#### TRY IT
For the data that follows, report how many lines include the string "hasil", and write the number alone.

#### LISTED RECORDS

□ □ □ □

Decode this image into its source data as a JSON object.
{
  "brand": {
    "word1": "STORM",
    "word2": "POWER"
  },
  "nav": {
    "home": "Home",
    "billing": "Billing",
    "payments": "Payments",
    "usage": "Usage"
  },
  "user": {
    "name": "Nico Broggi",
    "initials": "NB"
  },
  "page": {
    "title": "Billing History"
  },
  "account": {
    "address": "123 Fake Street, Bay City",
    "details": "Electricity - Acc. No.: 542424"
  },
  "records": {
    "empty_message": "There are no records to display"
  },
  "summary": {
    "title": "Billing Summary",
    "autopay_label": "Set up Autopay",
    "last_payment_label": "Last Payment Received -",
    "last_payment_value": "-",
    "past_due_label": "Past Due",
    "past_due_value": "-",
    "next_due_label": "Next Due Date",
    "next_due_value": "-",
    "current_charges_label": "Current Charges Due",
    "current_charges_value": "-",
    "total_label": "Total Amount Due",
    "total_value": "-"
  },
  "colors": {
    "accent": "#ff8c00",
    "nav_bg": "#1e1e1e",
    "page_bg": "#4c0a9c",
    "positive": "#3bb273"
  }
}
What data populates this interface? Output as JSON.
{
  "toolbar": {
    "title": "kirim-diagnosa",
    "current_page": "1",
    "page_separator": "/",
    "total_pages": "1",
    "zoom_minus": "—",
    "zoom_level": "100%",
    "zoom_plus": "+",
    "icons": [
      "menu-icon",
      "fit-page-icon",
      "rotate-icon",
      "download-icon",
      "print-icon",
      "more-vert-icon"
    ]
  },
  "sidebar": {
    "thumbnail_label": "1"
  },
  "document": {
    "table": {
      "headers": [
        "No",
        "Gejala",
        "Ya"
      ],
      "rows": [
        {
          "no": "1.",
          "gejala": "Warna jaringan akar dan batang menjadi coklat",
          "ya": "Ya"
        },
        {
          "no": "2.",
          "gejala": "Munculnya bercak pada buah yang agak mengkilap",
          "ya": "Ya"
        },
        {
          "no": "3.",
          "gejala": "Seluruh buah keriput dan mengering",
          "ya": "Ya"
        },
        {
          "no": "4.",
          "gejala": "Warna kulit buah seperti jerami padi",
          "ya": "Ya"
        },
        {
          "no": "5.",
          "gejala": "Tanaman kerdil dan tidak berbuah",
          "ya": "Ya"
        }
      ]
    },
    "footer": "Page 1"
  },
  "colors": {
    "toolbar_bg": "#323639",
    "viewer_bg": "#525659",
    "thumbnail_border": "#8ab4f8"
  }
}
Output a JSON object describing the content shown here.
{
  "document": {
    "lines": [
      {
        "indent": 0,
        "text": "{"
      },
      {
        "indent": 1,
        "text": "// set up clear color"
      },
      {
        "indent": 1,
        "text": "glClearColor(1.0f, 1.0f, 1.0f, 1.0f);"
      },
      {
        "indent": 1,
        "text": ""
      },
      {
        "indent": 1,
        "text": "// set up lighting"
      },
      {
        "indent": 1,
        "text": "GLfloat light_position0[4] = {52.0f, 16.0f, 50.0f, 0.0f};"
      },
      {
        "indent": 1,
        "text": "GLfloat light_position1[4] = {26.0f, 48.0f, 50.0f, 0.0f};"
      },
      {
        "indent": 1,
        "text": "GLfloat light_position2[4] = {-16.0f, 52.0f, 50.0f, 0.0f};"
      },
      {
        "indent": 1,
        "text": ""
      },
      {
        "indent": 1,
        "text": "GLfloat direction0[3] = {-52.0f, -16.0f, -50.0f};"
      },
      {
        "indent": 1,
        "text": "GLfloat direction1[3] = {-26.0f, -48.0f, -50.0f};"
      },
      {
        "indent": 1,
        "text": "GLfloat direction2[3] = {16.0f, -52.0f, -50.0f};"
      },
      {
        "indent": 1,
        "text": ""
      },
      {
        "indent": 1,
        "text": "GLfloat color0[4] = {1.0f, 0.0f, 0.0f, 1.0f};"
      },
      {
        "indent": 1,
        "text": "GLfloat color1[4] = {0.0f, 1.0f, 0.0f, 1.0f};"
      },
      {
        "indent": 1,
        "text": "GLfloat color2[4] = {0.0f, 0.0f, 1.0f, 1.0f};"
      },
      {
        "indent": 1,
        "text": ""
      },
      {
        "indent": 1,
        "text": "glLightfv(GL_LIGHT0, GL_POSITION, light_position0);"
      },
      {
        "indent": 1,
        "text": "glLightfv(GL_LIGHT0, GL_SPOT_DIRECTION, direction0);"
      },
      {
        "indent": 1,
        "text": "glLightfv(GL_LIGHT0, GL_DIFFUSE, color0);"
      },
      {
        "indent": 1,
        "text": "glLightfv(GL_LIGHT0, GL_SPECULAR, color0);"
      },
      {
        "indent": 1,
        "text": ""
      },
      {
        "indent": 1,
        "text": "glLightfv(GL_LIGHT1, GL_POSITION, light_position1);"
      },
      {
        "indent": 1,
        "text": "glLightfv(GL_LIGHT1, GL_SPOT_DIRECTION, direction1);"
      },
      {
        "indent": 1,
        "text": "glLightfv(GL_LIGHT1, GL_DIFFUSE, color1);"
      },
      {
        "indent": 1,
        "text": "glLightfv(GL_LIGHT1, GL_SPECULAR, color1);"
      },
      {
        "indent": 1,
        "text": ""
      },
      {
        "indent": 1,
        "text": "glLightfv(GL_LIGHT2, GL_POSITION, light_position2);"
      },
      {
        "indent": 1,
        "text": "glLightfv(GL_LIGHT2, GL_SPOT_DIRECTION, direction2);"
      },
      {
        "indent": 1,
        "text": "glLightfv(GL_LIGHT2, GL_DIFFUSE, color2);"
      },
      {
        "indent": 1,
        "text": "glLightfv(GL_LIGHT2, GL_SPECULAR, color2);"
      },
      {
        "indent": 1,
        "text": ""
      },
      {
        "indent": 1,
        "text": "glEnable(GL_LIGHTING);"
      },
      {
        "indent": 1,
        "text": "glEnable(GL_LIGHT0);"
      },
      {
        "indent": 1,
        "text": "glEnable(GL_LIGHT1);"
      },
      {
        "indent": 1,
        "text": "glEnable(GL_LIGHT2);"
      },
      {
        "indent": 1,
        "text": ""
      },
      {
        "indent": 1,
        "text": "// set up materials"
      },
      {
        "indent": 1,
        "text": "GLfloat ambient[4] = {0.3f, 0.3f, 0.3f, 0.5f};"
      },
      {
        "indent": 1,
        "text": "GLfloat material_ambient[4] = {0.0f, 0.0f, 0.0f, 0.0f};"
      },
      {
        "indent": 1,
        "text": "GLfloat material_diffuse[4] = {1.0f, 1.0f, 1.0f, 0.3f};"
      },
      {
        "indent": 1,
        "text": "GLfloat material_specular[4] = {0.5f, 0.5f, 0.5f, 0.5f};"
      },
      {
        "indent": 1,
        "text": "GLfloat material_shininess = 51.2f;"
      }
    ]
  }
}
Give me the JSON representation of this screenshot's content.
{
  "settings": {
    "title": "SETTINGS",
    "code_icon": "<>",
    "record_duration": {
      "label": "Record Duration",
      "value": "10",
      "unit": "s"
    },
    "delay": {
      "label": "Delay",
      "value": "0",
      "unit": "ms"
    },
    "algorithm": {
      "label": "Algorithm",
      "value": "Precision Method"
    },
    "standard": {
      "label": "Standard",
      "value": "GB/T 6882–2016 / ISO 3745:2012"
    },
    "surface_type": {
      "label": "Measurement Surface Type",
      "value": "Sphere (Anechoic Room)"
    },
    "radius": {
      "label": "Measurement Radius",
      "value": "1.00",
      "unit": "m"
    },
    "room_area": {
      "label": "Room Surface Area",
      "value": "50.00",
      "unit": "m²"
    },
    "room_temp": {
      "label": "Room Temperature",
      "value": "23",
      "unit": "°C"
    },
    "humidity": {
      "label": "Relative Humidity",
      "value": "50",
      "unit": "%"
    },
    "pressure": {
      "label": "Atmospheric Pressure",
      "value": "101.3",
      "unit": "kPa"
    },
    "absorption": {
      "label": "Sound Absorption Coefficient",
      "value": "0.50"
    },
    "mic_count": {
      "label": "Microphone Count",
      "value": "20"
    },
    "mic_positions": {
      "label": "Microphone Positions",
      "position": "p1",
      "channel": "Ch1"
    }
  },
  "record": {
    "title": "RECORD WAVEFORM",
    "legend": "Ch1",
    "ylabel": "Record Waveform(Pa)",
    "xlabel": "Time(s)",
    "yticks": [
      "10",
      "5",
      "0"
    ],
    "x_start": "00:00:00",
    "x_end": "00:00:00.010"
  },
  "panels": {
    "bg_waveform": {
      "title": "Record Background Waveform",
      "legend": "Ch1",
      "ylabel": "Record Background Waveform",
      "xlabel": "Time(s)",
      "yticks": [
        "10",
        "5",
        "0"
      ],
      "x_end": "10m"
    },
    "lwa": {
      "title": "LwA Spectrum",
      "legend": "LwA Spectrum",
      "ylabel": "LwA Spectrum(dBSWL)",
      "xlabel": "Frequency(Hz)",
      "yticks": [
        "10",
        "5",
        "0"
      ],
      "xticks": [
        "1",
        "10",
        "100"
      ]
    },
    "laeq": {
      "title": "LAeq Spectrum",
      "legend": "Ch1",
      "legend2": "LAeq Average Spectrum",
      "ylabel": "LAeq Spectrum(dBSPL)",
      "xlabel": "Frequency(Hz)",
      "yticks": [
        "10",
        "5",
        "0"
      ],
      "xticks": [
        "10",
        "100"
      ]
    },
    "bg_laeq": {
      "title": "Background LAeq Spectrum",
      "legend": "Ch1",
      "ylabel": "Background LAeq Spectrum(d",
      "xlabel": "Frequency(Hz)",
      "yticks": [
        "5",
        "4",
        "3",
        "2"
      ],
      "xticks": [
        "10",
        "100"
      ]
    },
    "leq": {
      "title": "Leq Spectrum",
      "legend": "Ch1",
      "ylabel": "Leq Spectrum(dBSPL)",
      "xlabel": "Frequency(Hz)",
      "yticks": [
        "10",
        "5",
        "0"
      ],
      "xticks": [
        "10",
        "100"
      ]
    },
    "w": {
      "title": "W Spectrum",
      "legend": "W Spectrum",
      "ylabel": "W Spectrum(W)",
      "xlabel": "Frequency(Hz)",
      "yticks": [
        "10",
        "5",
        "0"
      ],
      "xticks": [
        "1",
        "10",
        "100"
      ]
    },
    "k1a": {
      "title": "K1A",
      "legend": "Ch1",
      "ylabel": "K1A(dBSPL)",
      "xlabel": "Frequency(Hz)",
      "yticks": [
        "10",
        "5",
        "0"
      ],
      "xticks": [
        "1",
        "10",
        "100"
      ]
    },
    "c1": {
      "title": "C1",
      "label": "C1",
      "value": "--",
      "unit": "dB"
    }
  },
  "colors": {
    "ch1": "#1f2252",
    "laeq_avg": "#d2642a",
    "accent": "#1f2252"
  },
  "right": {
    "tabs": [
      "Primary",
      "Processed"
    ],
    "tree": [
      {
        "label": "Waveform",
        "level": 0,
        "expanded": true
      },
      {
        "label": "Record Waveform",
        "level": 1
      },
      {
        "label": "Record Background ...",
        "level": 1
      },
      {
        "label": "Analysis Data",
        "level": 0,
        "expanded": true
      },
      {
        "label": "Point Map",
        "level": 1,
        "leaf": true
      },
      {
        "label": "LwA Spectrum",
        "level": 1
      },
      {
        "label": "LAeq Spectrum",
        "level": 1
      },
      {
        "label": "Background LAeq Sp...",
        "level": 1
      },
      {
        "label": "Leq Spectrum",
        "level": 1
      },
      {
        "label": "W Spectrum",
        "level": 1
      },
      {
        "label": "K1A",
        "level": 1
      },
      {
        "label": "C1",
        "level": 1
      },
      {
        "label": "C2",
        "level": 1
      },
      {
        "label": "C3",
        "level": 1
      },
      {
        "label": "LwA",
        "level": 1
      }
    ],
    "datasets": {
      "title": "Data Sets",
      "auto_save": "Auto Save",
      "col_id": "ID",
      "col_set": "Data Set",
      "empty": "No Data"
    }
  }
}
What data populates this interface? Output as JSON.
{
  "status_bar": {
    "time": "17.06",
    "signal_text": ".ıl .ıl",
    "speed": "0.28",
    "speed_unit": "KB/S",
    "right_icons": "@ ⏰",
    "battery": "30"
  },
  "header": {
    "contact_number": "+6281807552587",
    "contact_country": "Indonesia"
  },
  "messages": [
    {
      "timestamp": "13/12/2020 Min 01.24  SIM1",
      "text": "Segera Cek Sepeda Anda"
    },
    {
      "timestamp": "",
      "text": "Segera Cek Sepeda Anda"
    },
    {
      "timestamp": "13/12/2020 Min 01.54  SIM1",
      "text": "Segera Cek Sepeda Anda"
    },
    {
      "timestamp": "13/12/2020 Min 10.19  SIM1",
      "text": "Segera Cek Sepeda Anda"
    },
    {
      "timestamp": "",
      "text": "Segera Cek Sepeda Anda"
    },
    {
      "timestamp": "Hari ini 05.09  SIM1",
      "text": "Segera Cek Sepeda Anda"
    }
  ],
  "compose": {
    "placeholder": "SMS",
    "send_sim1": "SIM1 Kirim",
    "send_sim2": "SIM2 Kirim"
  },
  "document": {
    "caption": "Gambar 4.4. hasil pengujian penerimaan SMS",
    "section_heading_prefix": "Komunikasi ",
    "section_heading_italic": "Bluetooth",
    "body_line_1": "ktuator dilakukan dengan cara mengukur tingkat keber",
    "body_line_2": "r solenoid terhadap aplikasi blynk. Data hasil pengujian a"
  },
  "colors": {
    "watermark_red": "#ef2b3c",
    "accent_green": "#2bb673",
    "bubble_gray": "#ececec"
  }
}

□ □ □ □

#### TASK RESULT
2